** To do **
Look through the data below and return each line where "content" appears.

** Input data **
________________________________________

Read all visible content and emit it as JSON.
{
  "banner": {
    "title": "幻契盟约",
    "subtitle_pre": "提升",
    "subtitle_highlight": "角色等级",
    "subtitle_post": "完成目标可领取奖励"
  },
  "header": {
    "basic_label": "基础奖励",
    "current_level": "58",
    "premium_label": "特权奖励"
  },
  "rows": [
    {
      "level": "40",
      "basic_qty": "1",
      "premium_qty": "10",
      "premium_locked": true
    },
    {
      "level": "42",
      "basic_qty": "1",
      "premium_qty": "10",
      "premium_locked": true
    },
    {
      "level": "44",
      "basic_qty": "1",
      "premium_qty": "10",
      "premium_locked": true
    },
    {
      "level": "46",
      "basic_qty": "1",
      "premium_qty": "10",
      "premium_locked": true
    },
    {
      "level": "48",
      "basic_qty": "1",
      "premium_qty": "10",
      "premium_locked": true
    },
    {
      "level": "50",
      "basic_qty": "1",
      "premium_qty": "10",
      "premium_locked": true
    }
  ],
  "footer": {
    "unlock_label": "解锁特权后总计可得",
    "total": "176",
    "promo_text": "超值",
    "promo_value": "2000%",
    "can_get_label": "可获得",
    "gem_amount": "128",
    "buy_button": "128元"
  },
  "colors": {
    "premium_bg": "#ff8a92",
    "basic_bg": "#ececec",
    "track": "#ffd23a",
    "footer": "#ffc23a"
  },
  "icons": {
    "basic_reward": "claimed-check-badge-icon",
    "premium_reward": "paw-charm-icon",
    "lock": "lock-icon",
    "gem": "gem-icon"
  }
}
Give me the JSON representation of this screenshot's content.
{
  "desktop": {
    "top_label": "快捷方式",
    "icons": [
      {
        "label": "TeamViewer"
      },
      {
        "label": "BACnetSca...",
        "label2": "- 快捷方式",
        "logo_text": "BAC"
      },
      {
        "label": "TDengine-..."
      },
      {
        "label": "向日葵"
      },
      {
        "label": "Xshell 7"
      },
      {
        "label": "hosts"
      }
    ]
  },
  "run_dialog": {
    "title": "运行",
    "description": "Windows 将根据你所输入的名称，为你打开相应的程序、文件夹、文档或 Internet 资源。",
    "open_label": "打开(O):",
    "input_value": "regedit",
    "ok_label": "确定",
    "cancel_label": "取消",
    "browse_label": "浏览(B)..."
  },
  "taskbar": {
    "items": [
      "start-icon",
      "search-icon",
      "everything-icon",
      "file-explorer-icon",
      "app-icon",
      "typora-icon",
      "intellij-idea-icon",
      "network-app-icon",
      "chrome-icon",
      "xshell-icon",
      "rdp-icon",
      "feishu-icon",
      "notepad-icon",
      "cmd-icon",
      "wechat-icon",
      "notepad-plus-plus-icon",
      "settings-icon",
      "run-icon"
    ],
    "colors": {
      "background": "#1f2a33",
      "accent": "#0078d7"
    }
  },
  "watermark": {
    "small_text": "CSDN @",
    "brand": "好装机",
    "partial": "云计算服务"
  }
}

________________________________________

** Exercise answer **
Read all visible content and emit it as JSON.
Give me the JSON representation of this screenshot's content.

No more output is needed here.